Frequently Asked Questions
**If you have specific questions that were not addressed in the about page, help pages or here, feel free to write us and we will add them (

How much time takes a PROSS calculation?
The time required for PROSS to complete a calculation depends on the size of your protein and on the number of other queries running in parallel. You may receive the output email within few hours or within 1-2 days. If after 2 days you haven't received the output email, checkout the next question and if the answer is not there please contact us (

Can I submit a structure with missing density (missing residues/loops)?
Yes! You may submit a structure that has some missing residues.

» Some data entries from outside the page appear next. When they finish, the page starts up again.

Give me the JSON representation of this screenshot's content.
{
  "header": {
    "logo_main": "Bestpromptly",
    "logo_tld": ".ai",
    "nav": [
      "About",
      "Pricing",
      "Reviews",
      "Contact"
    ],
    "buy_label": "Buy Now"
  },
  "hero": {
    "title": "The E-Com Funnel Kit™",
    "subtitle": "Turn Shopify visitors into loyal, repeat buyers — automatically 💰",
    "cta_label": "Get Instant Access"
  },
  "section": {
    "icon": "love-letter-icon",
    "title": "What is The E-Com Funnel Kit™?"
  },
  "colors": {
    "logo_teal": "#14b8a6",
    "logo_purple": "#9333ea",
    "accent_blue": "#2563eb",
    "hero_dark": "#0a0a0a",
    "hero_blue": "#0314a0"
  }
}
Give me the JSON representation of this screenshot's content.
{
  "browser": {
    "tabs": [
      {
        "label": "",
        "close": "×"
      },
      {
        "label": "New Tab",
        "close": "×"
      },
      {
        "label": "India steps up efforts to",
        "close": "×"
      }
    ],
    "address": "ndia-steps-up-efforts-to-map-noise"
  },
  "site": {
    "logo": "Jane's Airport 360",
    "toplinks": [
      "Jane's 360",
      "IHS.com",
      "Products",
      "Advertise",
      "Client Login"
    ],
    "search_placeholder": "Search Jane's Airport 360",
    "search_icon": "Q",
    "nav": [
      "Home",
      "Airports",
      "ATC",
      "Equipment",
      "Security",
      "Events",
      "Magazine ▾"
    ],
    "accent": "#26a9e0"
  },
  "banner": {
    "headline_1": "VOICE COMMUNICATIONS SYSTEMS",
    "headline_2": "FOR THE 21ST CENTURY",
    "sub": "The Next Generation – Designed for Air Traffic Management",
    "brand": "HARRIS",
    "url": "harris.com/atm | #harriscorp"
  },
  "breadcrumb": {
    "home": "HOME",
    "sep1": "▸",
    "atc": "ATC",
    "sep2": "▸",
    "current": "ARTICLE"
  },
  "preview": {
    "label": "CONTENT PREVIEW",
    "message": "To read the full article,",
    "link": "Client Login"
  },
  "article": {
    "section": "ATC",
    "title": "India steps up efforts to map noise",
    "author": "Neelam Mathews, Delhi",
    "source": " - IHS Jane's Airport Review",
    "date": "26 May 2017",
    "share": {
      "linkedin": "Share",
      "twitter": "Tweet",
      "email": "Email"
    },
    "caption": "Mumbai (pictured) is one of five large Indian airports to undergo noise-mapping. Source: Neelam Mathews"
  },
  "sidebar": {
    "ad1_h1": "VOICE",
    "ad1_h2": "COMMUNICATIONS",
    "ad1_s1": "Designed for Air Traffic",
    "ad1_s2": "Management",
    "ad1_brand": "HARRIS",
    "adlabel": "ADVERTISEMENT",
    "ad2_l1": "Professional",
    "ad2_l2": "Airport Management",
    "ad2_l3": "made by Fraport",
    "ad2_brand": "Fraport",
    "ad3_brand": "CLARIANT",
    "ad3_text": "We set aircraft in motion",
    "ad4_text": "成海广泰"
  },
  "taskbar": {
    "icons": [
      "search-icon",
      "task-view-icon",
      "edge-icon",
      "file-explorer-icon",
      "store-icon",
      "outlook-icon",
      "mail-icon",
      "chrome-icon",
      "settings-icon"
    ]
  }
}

Obviously, the missing residues will not be mutated, PROSS is not aware to their existence. In addition, 3 residues from each side (N and C) of the missing part will not be mutated either (because we can't be sure what is going on there from a structural point of view). In the final output however, you should get the stabilized sequences with the missing residues, but we strongly recommend that you align the final sequences with the original sequence you typically use to make sure that there wasn't any problem with the addition of the missing residues (the addition to the final sequence is based on the fasta file downloaded from RCSB or provided by the user in case of using the upload structure option).

Also note that in case you use another structure/model to define specific residue numbers to fix, make sure that the defined residues are not missing in the structure that you actually submit. Do not refer to residue numbers that are not in the submitted structure.

Can I submit a PSE file created by Pymol?
No. You can't submit a PSE file. The format of submitted structure should always be pdb.
In Pymol there is an option called "save molecule" that allows you to save specific molecules in a pdb format.

Can I submit a NMR structure?
No, you can't. Though, if you tweak the NMR-based pdb file to look as if it is based on a crystal structure (having all atoms appearing only once), you can submit. However, we strongly recommend avoiding NMR structures, they are typically not accurate enough for these kind of calculations.

Can PROSS handle non native amino acids (e.g. Selenomethionine MSE, carboxylated Lysine KCX etc.)?
PROSS turns Selenomethionines (MSE) to Methionines, Carboxlyated Lysines (KCX) to Lysines and Hydroxycesteines (CSO) to Cysteins. Other non native amino acids are recognized and spliced out. This does not affect calculations but mutations at the protein regions near the spliced amino acid (<5A) are less reliable. Consider removing them from sequences that you plan to order.
If you specify position numbers of non native amino acids that are spliced out you will get an error.

Is PROSS good for stabilizing symmetric oligomers?
No and yes. In PROSS you can design only a single chain per query. If your protein is a symmetric dimer with chains A and B for instance, you must select either chain A or B for design. If chain A was selected, chain B will be removed and PROSS "will see" a solvent at the interface region. We therefore recommend to avoid any design of chain A residues at the contact site between chains A and B. This can be easily done using the interacting chains option. In some cases (especially for higher order oligomers) using the interacting chains option will fix too many residues leaving PROSS with too little to work with. In such a case we recommend that you apply your own decisions using the manual fixation option specific residues to fix

Is PROSS good for stabilizing antibodies?
Yes, but results are probably less reliable than for other families. Specifically, mutations at CDR regions are not reliable.
If you wish to stabilize an antibody for which there isn't an available crystal structure, contact us. We may be interested in that.

Is PROSS good for stabilizing membrane proteins?
For modeling PROSS uses a standard energy function designed for soluble proteins. It does not contain any energy terms that take into account the membrane environment and in practice, it is unaware to the membrane and its location.

Is PROSS good for stabilizing small proteins (<100 amino acids)?
PROSS follows a conservative approach in order to minimize false positives. In very small proteins, you might end up with no mutations at all or with a very small number (<4) that is less likely to produce an effect. This is especially true when there are a lot of constraints (small-molecule ligands, interacting chains, specific residues were fixed). We suggest to submit free-of-constraints queries followed by removal of mutations that seem too close to active sites by eye

I submitted a query and received an error email. What should I do?
Errors are most likely due to user's wrong input.
In the error email you have a list of all the parameters that you submitted to PROSS. Go over each parameter and make sure it is correct.
Specifically, users who use the upload_pdb option and/or the upload MSA option tend to submit files that do not obey the format rules as described in the help pages.

Here is a list of common user errors that we saw in the past, listed by categories:

If you have more ideas about errors to include here let us know.

If you think that all the parameters are correct and yet the job fails, please contact us at